Task item:
Copy out all of the entries, keeping every word the same.

Raw data:
* * *

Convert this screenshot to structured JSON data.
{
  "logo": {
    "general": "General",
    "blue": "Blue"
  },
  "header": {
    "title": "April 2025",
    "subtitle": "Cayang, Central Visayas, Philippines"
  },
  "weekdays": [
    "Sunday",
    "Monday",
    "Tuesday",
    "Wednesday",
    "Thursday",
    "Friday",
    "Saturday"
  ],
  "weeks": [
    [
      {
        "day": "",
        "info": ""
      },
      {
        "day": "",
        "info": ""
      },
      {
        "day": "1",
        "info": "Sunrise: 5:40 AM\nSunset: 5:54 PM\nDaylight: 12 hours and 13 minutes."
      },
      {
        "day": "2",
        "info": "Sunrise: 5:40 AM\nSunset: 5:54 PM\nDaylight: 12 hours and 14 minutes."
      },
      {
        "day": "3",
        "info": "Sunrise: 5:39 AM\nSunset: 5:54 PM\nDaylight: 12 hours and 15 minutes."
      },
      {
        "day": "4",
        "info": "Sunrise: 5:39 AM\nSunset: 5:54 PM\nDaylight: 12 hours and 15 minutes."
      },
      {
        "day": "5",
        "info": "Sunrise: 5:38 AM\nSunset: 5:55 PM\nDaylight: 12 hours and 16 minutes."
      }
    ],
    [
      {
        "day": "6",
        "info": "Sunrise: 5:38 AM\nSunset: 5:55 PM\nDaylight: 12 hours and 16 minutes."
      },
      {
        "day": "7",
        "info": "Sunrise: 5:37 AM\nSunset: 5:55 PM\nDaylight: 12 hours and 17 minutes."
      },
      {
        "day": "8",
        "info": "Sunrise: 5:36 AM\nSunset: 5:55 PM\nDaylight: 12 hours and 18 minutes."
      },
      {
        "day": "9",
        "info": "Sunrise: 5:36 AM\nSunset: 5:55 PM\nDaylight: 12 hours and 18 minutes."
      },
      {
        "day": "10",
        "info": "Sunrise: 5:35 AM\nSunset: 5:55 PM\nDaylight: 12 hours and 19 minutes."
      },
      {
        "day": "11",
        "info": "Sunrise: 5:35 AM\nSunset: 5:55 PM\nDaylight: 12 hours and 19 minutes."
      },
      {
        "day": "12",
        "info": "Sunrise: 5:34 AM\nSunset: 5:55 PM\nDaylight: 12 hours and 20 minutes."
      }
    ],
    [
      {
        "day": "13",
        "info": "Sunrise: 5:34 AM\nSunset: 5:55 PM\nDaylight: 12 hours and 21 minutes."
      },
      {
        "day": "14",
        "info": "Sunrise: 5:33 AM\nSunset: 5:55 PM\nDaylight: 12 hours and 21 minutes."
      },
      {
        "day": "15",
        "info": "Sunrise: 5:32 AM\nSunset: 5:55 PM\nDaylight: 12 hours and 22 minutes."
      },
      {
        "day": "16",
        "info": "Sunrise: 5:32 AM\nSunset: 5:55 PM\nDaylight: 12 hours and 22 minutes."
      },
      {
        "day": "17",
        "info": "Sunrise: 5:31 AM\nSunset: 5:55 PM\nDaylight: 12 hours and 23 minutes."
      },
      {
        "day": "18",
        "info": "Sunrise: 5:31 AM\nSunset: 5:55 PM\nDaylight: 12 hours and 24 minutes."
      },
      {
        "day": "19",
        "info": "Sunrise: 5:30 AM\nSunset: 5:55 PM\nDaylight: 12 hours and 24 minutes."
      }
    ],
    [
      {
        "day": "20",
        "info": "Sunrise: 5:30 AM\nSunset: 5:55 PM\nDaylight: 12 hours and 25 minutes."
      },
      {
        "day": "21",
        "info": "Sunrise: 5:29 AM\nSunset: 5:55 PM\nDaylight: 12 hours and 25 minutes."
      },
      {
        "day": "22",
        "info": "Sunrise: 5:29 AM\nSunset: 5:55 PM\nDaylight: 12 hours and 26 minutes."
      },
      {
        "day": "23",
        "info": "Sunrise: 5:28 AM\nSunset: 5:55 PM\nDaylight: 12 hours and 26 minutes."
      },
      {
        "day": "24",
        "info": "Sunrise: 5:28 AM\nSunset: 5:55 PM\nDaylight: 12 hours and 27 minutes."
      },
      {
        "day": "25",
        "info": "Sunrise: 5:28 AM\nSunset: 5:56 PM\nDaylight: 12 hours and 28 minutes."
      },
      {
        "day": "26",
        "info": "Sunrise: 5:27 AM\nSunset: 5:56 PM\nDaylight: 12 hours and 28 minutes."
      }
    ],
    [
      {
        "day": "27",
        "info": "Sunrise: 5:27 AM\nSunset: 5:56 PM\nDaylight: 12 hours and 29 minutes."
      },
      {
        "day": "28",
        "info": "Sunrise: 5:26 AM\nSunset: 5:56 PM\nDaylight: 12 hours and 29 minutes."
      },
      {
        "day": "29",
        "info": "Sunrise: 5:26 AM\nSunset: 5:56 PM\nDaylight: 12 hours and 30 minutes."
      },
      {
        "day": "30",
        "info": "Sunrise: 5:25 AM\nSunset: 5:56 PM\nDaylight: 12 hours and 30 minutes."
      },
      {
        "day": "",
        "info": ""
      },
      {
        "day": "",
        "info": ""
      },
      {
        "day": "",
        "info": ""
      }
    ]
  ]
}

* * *

Response to the exercise:
Convert this screenshot to structured JSON data.
{
  "logo": {
    "general": "General",
    "blue": "Blue"
  },
  "header": {
    "title": "April 2025",
    "subtitle": "Cayang, Central Visayas, Philippines"
  },
  "weekdays": [
    "Sunday",
    "Monday",
    "Tuesday",
    "Wednesday",
    "Thursday",
    "Friday",
    "Saturday"
  ],
  "weeks": [
    [
      {
        "day": "",
        "info": ""
      },
      {
        "day": "",
        "info": ""
      },
      {
        "day": "1",
        "info": "Sunrise: 5:40 AM\nSunset: 5:54 PM\nDaylight: 12 hours and 13 minutes."
      },
      {
        "day": "2",
        "info": "Sunrise: 5:40 AM\nSunset: 5:54 PM\nDaylight: 12 hours and 14 minutes."
      },
      {
        "day": "3",
        "info": "Sunrise: 5:39 AM\nSunset: 5:54 PM\nDaylight: 12 hours and 15 minutes."
      },
      {
        "day": "4",
        "info": "Sunrise: 5:39 AM\nSunset: 5:54 PM\nDaylight: 12 hours and 15 minutes."
      },
      {
        "day": "5",
        "info": "Sunrise: 5:38 AM\nSunset: 5:55 PM\nDaylight: 12 hours and 16 minutes."
      }
    ],
    [
      {
        "day": "6",
        "info": "Sunrise: 5:38 AM\nSunset: 5:55 PM\nDaylight: 12 hours and 16 minutes."
      },
      {
        "day": "7",
        "info": "Sunrise: 5:37 AM\nSunset: 5:55 PM\nDaylight: 12 hours and 17 minutes."
      },
      {
        "day": "8",
        "info": "Sunrise: 5:36 AM\nSunset: 5:55 PM\nDaylight: 12 hours and 18 minutes."
      },
      {
        "day": "9",
        "info": "Sunrise: 5:36 AM\nSunset: 5:55 PM\nDaylight: 12 hours and 18 minutes."
      },
      {
        "day": "10",
        "info": "Sunrise: 5:35 AM\nSunset: 5:55 PM\nDaylight: 12 hours and 19 minutes."
      },
      {
        "day": "11",
        "info": "Sunrise: 5:35 AM\nSunset: 5:55 PM\nDaylight: 12 hours and 19 minutes."
      },
      {
        "day": "12",
        "info": "Sunrise: 5:34 AM\nSunset: 5:55 PM\nDaylight: 12 hours and 20 minutes."
      }
    ],
    [
      {
        "day": "13",
        "info": "Sunrise: 5:34 AM\nSunset: 5:55 PM\nDaylight: 12 hours and 21 minutes."
      },
      {
        "day": "14",
        "info": "Sunrise: 5:33 AM\nSunset: 5:55 PM\nDaylight: 12 hours and 21 minutes."
      },
      {
        "day": "15",
        "info": "Sunrise: 5:32 AM\nSunset: 5:55 PM\nDaylight: 12 hours and 22 minutes."
      },
      {
        "day": "16",
        "info": "Sunrise: 5:32 AM\nSunset: 5:55 PM\nDaylight: 12 hours and 22 minutes."
      },
      {
        "day": "17",
        "info": "Sunrise: 5:31 AM\nSunset: 5:55 PM\nDaylight: 12 hours and 23 minutes."
      },
      {
        "day": "18",
        "info": "Sunrise: 5:31 AM\nSunset: 5:55 PM\nDaylight: 12 hours and 24 minutes."
      },
      {
        "day": "19",
        "info": "Sunrise: 5:30 AM\nSunset: 5:55 PM\nDaylight: 12 hours and 24 minutes."
      }
    ],
    [
      {
        "day": "20",
        "info": "Sunrise: 5:30 AM\nSunset: 5:55 PM\nDaylight: 12 hours and 25 minutes."
      },
      {
        "day": "21",
        "info": "Sunrise: 5:29 AM\nSunset: 5:55 PM\nDaylight: 12 hours and 25 minutes."
      },
      {
        "day": "22",
        "info": "Sunrise: 5:29 AM\nSunset: 5:55 PM\nDaylight: 12 hours and 26 minutes."
      },
      {
        "day": "23",
        "info": "Sunrise: 5:28 AM\nSunset: 5:55 PM\nDaylight: 12 hours and 26 minutes."
      },
      {
        "day": "24",
        "info": "Sunrise: 5:28 AM\nSunset: 5:55 PM\nDaylight: 12 hours and 27 minutes."
      },
      {
        "day": "25",
        "info": "Sunrise: 5:28 AM\nSunset: 5:56 PM\nDaylight: 12 hours and 28 minutes."
      },
      {
        "day": "26",
        "info": "Sunrise: 5:27 AM\nSunset: 5:56 PM\nDaylight: 12 hours and 28 minutes."
      }
    ],
    [
      {
        "day": "27",
        "info": "Sunrise: 5:27 AM\nSunset: 5:56 PM\nDaylight: 12 hours and 29 minutes."
      },
      {
        "day": "28",
        "info": "Sunrise: 5:26 AM\nSunset: 5:56 PM\nDaylight: 12 hours and 29 minutes."
      },
      {
        "day": "29",
        "info": "Sunrise: 5:26 AM\nSunset: 5:56 PM\nDaylight: 12 hours and 30 minutes."
      },
      {
        "day": "30",
        "info": "Sunrise: 5:25 AM\nSunset: 5:56 PM\nDaylight: 12 hours and 30 minutes."
      },
      {
        "day": "",
        "info": ""
      },
      {
        "day": "",
        "info": ""
      },
      {
        "day": "",
        "info": ""
      }
    ]
  ]
}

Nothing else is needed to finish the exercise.